— EXERCISE DIRECTIONS —
Copy each line of the data below, character for character.

— RECORDED INFORMATION —
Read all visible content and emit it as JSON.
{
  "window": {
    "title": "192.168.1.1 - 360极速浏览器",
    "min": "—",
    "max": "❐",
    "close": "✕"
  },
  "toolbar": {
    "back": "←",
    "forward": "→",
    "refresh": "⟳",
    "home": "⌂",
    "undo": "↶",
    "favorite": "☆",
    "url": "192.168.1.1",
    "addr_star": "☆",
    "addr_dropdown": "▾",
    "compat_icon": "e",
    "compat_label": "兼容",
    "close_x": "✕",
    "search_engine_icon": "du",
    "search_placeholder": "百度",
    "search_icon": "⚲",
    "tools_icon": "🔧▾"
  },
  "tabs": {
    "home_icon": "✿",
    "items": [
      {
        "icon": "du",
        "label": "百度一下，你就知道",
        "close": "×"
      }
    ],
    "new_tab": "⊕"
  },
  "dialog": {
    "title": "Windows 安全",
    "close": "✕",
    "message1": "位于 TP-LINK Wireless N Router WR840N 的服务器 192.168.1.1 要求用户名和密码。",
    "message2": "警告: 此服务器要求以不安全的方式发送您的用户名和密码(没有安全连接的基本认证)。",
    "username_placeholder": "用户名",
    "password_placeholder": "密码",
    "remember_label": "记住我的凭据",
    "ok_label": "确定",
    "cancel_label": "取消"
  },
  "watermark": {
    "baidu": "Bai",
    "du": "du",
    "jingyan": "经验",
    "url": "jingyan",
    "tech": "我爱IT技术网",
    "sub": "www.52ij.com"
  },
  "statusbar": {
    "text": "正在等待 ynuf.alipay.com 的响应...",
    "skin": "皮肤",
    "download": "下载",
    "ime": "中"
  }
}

— SOLUTION TO THE EXERCISE —
Read all visible content and emit it as JSON.
{
  "window": {
    "title": "192.168.1.1 - 360极速浏览器",
    "min": "—",
    "max": "❐",
    "close": "✕"
  },
  "toolbar": {
    "back": "←",
    "forward": "→",
    "refresh": "⟳",
    "home": "⌂",
    "undo": "↶",
    "favorite": "☆",
    "url": "192.168.1.1",
    "addr_star": "☆",
    "addr_dropdown": "▾",
    "compat_icon": "e",
    "compat_label": "兼容",
    "close_x": "✕",
    "search_engine_icon": "du",
    "search_placeholder": "百度",
    "search_icon": "⚲",
    "tools_icon": "🔧▾"
  },
  "tabs": {
    "home_icon": "✿",
    "items": [
      {
        "icon": "du",
        "label": "百度一下，你就知道",
        "close": "×"
      }
    ],
    "new_tab": "⊕"
  },
  "dialog": {
    "title": "Windows 安全",
    "close": "✕",
    "message1": "位于 TP-LINK Wireless N Router WR840N 的服务器 192.168.1.1 要求用户名和密码。",
    "message2": "警告: 此服务器要求以不安全的方式发送您的用户名和密码(没有安全连接的基本认证)。",
    "username_placeholder": "用户名",
    "password_placeholder": "密码",
    "remember_label": "记住我的凭据",
    "ok_label": "确定",
    "cancel_label": "取消"
  },
  "watermark": {
    "baidu": "Bai",
    "du": "du",
    "jingyan": "经验",
    "url": "jingyan",
    "tech": "我爱IT技术网",
    "sub": "www.52ij.com"
  },
  "statusbar": {
    "text": "正在等待 ynuf.alipay.com 的响应...",
    "skin": "皮肤",
    "download": "下载",
    "ime": "中"
  }
}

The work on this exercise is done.